Puerto Rico should be given similar bankruptcy safeguards to other US municipalities - Sputnik International
Puerto Rico Deserves Same Bankruptcy Support as US Cities - Bernie Sanders
The countries’ education system will experience tough days if the government makes concessions with billionaire hedge funds to drastically decrease public spending on education, impose severe tax reforms, and sell $4bn worth of public buildings.

Three economists Jose Fajgenbaum, Jorge Guzmán and Claudio Loser who currently work for a global strategic and policy advisory firm, blamed Puerto Rico of spending too much money on education.

The former researchers and economists from the IMF, hired by hedge fund managers, conducted an analysis to find out how to deal with the crisis Puerto Rico faces, following an announcement by Governor Alejandro Garcia Padilla that Puerto Rico could not pay its $73 billion debt and would soon run out of money to operate the government.

Their report, called “There is a Better Way,” states that the island faces a deficit problem, not a debt problem, which is “fixable and requires fiscal adjustments,” while dismissing the Governor’s ability to solve the problem naming it as a “risky.”
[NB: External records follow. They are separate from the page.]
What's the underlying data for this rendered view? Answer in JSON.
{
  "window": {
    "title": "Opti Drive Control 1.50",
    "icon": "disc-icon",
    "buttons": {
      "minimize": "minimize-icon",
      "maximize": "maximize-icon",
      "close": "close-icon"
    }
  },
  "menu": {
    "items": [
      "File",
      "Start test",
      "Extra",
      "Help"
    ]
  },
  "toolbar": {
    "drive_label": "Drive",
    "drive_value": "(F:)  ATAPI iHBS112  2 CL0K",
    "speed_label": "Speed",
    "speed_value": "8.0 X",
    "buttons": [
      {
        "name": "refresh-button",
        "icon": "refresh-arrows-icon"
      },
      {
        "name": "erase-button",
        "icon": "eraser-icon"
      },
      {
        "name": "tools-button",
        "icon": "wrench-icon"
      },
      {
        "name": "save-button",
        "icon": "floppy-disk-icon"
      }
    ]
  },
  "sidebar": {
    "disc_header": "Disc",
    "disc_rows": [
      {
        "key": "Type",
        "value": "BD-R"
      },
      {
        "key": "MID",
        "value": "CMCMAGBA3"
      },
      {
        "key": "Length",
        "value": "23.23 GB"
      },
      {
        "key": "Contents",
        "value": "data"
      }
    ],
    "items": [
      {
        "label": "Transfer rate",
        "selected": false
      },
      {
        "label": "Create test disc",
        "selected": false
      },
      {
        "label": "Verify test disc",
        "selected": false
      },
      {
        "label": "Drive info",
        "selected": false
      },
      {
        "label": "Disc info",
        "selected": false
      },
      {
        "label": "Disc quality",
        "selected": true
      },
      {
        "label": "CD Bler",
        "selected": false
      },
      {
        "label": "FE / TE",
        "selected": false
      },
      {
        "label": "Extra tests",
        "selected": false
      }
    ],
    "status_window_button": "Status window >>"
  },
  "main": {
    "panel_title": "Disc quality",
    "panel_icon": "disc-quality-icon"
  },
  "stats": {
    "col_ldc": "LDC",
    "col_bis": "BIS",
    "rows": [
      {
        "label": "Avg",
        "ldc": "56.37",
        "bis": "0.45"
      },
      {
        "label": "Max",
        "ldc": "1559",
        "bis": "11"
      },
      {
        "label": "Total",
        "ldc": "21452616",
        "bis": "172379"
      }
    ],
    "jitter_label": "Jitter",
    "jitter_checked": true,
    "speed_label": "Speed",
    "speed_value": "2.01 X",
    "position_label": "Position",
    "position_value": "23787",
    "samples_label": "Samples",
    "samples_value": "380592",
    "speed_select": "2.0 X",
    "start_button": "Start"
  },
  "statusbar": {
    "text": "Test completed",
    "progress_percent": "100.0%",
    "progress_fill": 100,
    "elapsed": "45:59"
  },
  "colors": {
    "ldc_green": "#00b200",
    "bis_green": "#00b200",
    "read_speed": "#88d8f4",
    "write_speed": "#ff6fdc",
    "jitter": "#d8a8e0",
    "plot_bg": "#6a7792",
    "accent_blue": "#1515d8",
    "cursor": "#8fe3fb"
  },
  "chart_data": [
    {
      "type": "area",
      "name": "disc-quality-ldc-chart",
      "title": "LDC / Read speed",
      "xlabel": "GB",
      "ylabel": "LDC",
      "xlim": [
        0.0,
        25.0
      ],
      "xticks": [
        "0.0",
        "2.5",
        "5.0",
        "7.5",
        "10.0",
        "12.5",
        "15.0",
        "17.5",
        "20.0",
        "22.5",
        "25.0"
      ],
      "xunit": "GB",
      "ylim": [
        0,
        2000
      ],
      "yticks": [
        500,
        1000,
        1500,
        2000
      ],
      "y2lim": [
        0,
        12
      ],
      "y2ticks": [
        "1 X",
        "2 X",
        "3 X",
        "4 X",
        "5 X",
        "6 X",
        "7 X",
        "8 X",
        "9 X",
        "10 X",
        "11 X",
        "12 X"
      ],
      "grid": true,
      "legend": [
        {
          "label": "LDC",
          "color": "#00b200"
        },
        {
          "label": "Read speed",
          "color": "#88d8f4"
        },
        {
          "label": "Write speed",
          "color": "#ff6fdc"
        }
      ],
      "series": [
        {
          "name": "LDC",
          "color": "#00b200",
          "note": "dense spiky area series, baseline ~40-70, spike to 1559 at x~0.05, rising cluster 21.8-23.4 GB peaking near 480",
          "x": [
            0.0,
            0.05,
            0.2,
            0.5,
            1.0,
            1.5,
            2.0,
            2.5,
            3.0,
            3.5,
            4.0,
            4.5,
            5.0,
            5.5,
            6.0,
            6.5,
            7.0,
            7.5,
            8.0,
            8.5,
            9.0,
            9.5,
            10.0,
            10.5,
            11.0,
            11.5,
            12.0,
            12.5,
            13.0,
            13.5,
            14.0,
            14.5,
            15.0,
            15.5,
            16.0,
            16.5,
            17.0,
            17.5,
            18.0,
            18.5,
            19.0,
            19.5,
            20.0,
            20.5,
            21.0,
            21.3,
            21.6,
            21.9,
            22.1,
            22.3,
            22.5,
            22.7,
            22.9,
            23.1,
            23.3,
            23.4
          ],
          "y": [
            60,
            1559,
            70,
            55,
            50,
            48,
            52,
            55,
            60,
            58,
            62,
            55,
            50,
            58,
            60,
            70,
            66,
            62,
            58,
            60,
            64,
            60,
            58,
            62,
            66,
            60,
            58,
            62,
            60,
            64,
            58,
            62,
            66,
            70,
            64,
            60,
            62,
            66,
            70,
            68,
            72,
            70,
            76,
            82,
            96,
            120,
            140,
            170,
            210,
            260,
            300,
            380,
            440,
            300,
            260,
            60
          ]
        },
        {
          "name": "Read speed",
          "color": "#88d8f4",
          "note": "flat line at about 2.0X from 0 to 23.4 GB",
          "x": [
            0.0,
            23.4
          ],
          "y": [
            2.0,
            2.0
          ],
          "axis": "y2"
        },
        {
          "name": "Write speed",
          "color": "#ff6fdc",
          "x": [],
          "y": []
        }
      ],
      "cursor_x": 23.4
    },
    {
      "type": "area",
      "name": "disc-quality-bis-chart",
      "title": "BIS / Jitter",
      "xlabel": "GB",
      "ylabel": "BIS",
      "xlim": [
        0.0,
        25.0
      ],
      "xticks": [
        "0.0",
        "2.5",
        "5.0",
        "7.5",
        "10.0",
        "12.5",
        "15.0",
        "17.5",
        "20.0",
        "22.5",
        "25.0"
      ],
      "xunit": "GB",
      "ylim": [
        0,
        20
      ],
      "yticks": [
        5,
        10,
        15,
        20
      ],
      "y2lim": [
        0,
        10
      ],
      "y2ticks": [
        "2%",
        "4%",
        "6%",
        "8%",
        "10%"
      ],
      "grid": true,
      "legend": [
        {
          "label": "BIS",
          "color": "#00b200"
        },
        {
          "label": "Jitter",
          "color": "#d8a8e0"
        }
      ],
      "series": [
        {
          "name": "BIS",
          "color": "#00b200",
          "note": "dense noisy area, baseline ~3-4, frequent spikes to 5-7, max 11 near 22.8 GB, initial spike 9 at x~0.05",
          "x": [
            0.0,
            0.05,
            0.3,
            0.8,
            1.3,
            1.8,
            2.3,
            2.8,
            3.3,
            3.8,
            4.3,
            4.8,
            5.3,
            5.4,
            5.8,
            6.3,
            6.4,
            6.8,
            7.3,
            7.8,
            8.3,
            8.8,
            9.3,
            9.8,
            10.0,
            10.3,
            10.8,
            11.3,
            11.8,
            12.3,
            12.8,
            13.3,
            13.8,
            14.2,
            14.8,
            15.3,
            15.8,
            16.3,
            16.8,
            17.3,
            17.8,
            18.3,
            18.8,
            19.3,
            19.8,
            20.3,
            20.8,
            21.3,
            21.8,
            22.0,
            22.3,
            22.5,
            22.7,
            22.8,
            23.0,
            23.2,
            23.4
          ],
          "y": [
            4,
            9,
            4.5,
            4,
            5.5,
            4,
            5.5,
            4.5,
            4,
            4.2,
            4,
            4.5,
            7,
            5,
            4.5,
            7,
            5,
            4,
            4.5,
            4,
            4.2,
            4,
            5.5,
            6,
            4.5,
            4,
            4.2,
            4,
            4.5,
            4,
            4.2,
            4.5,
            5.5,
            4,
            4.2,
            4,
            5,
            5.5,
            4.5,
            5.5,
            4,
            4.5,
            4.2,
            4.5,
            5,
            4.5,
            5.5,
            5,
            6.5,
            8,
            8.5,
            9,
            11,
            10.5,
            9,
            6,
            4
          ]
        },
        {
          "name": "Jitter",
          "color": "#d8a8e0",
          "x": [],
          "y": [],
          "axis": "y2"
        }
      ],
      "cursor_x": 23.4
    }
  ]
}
The US territory of Puerto Rico spends $8,400 per student, however, the US national average exceeds $10,667.

Another IMF former employee Anne Krueger suggested in a report by the Puerto Rican government  that debt restructuring was the only way for Puerto Rico to solve the crisis.

Earlier Moody’s stated the possibility of default as well as restructuring of debt obligations creates doubts that bond holders will be paid in full on a number of Puerto Rican debts and utility bonds.

Newsfeed
0
To participate in the discussion
log in or register
loader
Chats
Заголовок открываемого материала